1 was staggered, and pointed out it was a very important and useful concept, particularly in the context in which 1 had used it. 1 realised sadly that ‘modem’ Kleinians had gone a long way from Freud, as well as from Melanie Klein.
In the paper which was read at the First Extraordinary Business Meeting, which is reported in the “Freud/ Klein Controversies”, Sylvia Payne wrote: ‘The basic conceptions of psychoanalysis were laid down by Professor Freud, and this Society and Institute were founded on them.
It might be said why should we limit our basic principles to those laid down by Freud. My answer to this is that we have in the past done so publicly and voluntarily, both by adherence to the International Psycho‑Analytical Association and by acclaiming our intention to the Committee set up by the British Medical Association, who passed the resolution that only those analysts adhering to the conceptions of Freud had the right to call themselves Psycho‑Analysts.
The basic conceptions of Psycho‑Analysis are: 1) The concept of a dynamic psychology 2) The existence of the Unconscious 3) The theory of instincts and of repression 4) Infantile sexuality 5) The dynamic of the transference.
In my view all work which really recognises and is built upon these conceptions has a right to be called psychoanalysis.” (King/ Steiner 1990. 1/ 2 )
This is our heritage. If we want to continue to call ourselves Psychoanalysts, those of us who value this heritage and what we have learnt from Freud, have an obligation to understand and to explain his contributions to our colleagues, and especially to those who come after us.

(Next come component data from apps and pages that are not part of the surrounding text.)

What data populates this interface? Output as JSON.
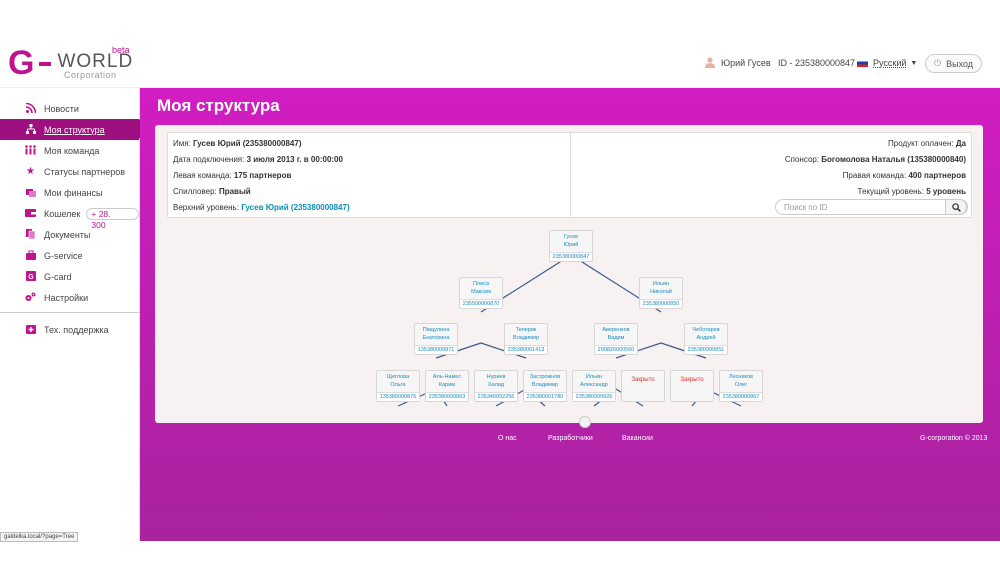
{
  "header": {
    "logo": {
      "g": "G",
      "world": "WORLD",
      "beta": "beta",
      "corp": "Corporation"
    },
    "user_name": "Юрий Гусев",
    "user_id": "ID - 235380000847",
    "language": "Русский",
    "logout": "Выход"
  },
  "sidebar": {
    "items": [
      {
        "label": "Новости",
        "icon": "rss-icon"
      },
      {
        "label": "Моя структура",
        "icon": "structure-icon",
        "active": true
      },
      {
        "label": "Моя команда",
        "icon": "team-icon"
      },
      {
        "label": "Статусы партнеров",
        "icon": "star-icon"
      },
      {
        "label": "Мои финансы",
        "icon": "finance-icon"
      },
      {
        "label": "Кошелек",
        "icon": "wallet-icon",
        "badge": "+ 28. 300"
      },
      {
        "label": "Документы",
        "icon": "documents-icon"
      },
      {
        "label": "G-service",
        "icon": "service-icon"
      },
      {
        "label": "G-card",
        "icon": "card-icon"
      },
      {
        "label": "Настройки",
        "icon": "settings-icon"
      }
    ],
    "support": {
      "label": "Тех. поддержка",
      "icon": "support-icon"
    }
  },
  "main": {
    "title": "Моя структура",
    "info": {
      "name_label": "Имя:",
      "name_value": "Гусев Юрий (235380000847)",
      "date_label": "Дата подключения:",
      "date_value": "3 июля 2013 г. в 00:00:00",
      "left_label": "Левая команда:",
      "left_value": "175 партнеров",
      "spill_label": "Спилловер:",
      "spill_value": "Правый",
      "upper_label": "Верхний уровень:",
      "upper_value": "Гусев Юрий (235380000847)",
      "paid_label": "Продукт оплачен:",
      "paid_value": "Да",
      "sponsor_label": "Спонсор:",
      "sponsor_value": "Богомолова Наталья (135380000840)",
      "right_label": "Правая команда:",
      "right_value": "400 партнеров",
      "level_label": "Текущий уровень:",
      "level_value": "5 уровень",
      "search_placeholder": "Поиск по ID"
    },
    "tree": [
      {
        "first": "Гусев",
        "last": "Юрий",
        "id": "235380000847"
      },
      {
        "first": "Плиса",
        "last": "Максим",
        "id": "235500000870"
      },
      {
        "first": "Ильин",
        "last": "Николай",
        "id": "235380000850"
      },
      {
        "first": "Пищулина",
        "last": "Екатерина",
        "id": "135380000871"
      },
      {
        "first": "Теперик",
        "last": "Владимир",
        "id": "235380001413"
      },
      {
        "first": "Аверенков",
        "last": "Вадим",
        "id": "290820000560"
      },
      {
        "first": "Чеботарев",
        "last": "Андрей",
        "id": "235380000851"
      },
      {
        "first": "Щеглова",
        "last": "Ольга",
        "id": "135380000876"
      },
      {
        "first": "Аль-Намес",
        "last": "Карим",
        "id": "235380000863"
      },
      {
        "first": "Нуриев",
        "last": "Халид",
        "id": "235340002256"
      },
      {
        "first": "Застрожнов",
        "last": "Владимир",
        "id": "235380001780"
      },
      {
        "first": "Ильин",
        "last": "Александр",
        "id": "235380000926"
      },
      {
        "closed": "Закрыто"
      },
      {
        "closed": "Закрыто"
      },
      {
        "first": "Лесников",
        "last": "Олег",
        "id": "235380000867"
      }
    ]
  },
  "footer": {
    "about": "О нас",
    "developers": "Разработчики",
    "vacancies": "Вакансии",
    "copyright": "G-corporation © 2013"
  },
  "statusbar": "galdelka.local/?page=Tree"
}
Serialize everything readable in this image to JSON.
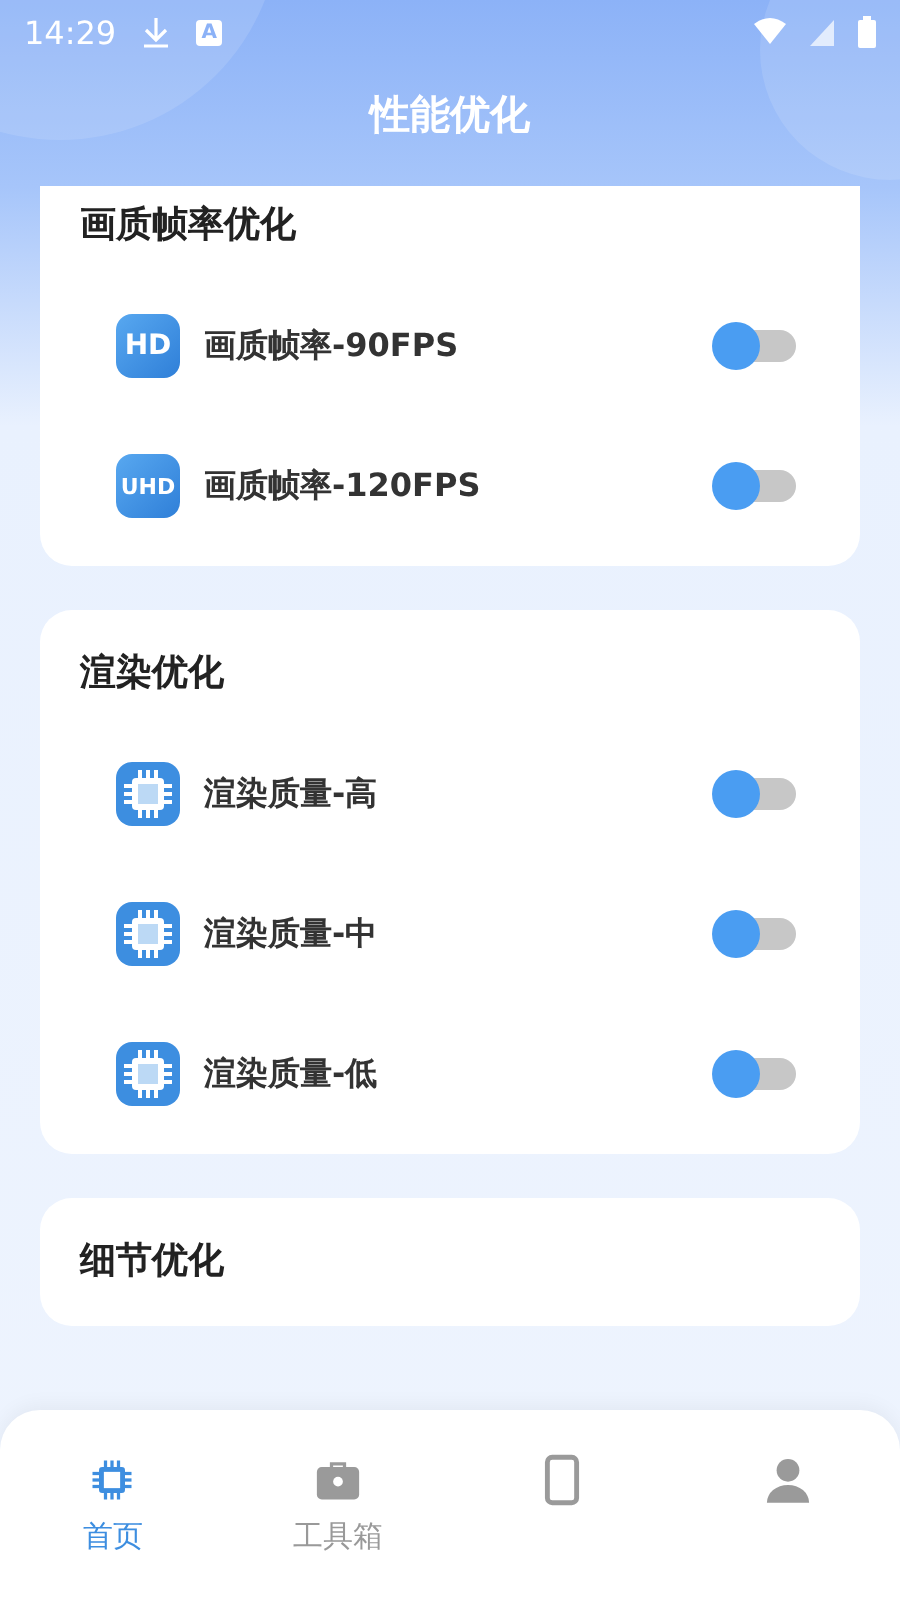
{
  "status_bar": {
    "time": "14:29",
    "notification_badge": "A"
  },
  "header": {
    "title": "性能优化"
  },
  "sections": [
    {
      "title": "画质帧率优化",
      "items": [
        {
          "kind": "badge",
          "badge": "HD",
          "label": "画质帧率-90FPS",
          "on": false
        },
        {
          "kind": "badge",
          "badge": "UHD",
          "label": "画质帧率-120FPS",
          "on": false
        }
      ]
    },
    {
      "title": "渲染优化",
      "items": [
        {
          "kind": "chip",
          "label": "渲染质量-高",
          "on": false
        },
        {
          "kind": "chip",
          "label": "渲染质量-中",
          "on": false
        },
        {
          "kind": "chip",
          "label": "渲染质量-低",
          "on": false
        }
      ]
    },
    {
      "title": "细节优化"
    }
  ],
  "bottom_nav": [
    {
      "kind": "chip",
      "label": "首页",
      "selected": true
    },
    {
      "kind": "toolbox",
      "label": "工具箱",
      "selected": false
    },
    {
      "kind": "phone",
      "selected": false
    },
    {
      "kind": "person",
      "selected": false
    }
  ]
}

Bibring, Edward (1954) “Psychoanalysis and the Psychotherapies” 1. AmerPsychoanal, Assn.
No. 2. p.745 ‑ 770
Brierley, M. (1942) “Internal Objects and Theory” International Journal of Psycho‑Analysis
Freud, S. ( 1912). “Remembering, repeating and working through” S.E.12.. p154
Freud, S. (1933) ‘New Introductory Lectures of Psycho‑Analysis” S.E. 22; 3
London: Hogarth Press and Institute of Psycho‑Analysis, 1964.
King.P.H.M. (1994) ‘The Evolution of Controversial Issues ” International Journal of Psycho‑Analysis. Vol: part 2. p.335
King P.H.M. / Steiner R. (1990 ) “The Freud/ Klein Controversies in the British Psycho‑Analytical Society 1941‑1945 (Sections 1, 2,3,4 and 5) The New Library of Psychoanalysis.No.11. London: The Institute of Psychoanalysis and Routledge.
Sandler J.J. & Sandler, A‑M. (1995) ” The Past Unconcious a nd the Present Unconcious: A Contribution to a Technical Frame of Reference” Psychoanal.Study of the Child. Vol .29. P.278
Yorke. C. (1996) “Childhood and the Unconcious” in American Imago. in Press Pearl King (January 1996)
 I selected this reference as it is the most recent statement of the Sandler’s point of view
 Margret Tonnesman reminded me that a number of discussions had taken place in the United States between 1952 and 1955 on the difference between psychoanalysis and Psychotherapy, and they had come to the same conclusion. She quoted the paper by Edward Bibring (1954) as an example.
 3) (Original Footnote) 1 am in full agreement with James Strachey’s paper on “The Nature of the Therapeutic Procedure”. (Strachey 1935)